## Data provided
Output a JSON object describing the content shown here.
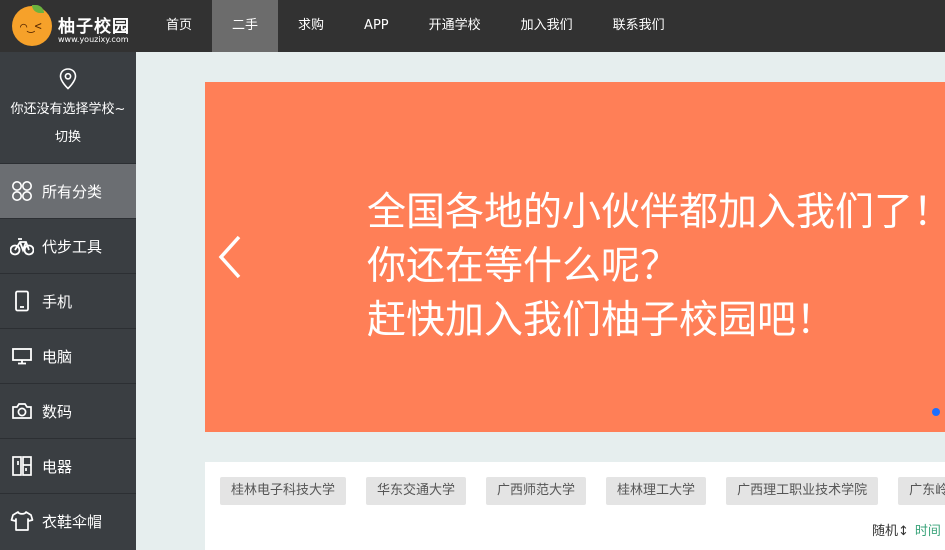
{
  "logo": {
    "name": "柚子校园",
    "url": "www.youzixy.com",
    "icon": "orange-logo-icon"
  },
  "nav": {
    "items": [
      {
        "label": "首页",
        "active": false
      },
      {
        "label": "二手",
        "active": true
      },
      {
        "label": "求购",
        "active": false
      },
      {
        "label": "APP",
        "active": false
      },
      {
        "label": "开通学校",
        "active": false
      },
      {
        "label": "加入我们",
        "active": false
      },
      {
        "label": "联系我们",
        "active": false
      }
    ]
  },
  "sidebar": {
    "school_notice": "你还没有选择学校~",
    "switch_label": "切换",
    "categories": [
      {
        "label": "所有分类",
        "icon": "grid-icon",
        "active": true
      },
      {
        "label": "代步工具",
        "icon": "bicycle-icon",
        "active": false
      },
      {
        "label": "手机",
        "icon": "phone-icon",
        "active": false
      },
      {
        "label": "电脑",
        "icon": "monitor-icon",
        "active": false
      },
      {
        "label": "数码",
        "icon": "camera-icon",
        "active": false
      },
      {
        "label": "电器",
        "icon": "fridge-icon",
        "active": false
      },
      {
        "label": "衣鞋伞帽",
        "icon": "tshirt-icon",
        "active": false
      }
    ]
  },
  "banner": {
    "lines": [
      "全国各地的小伙伴都加入我们了！",
      "你还在等什么呢？",
      "赶快加入我们柚子校园吧！"
    ],
    "background": "#ff7f57",
    "dot_color": "#1e6fff"
  },
  "schools": {
    "tags": [
      "桂林电子科技大学",
      "华东交通大学",
      "广西师范大学",
      "桂林理工大学",
      "广西理工职业技术学院",
      "广东岭南"
    ],
    "sort_random": "随机",
    "sort_time": "时间"
  },
  "colors": {
    "topbar": "#323232",
    "sidebar": "#3a3e42",
    "accent_green": "#3aa37a"
  }
}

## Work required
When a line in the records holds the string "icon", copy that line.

## Output
    "icon": "orange-logo-icon"
        "icon": "grid-icon",
        "icon": "bicycle-icon",
        "icon": "phone-icon",
        "icon": "monitor-icon",
        "icon": "camera-icon",
        "icon": "fridge-icon",
        "icon": "tshirt-icon",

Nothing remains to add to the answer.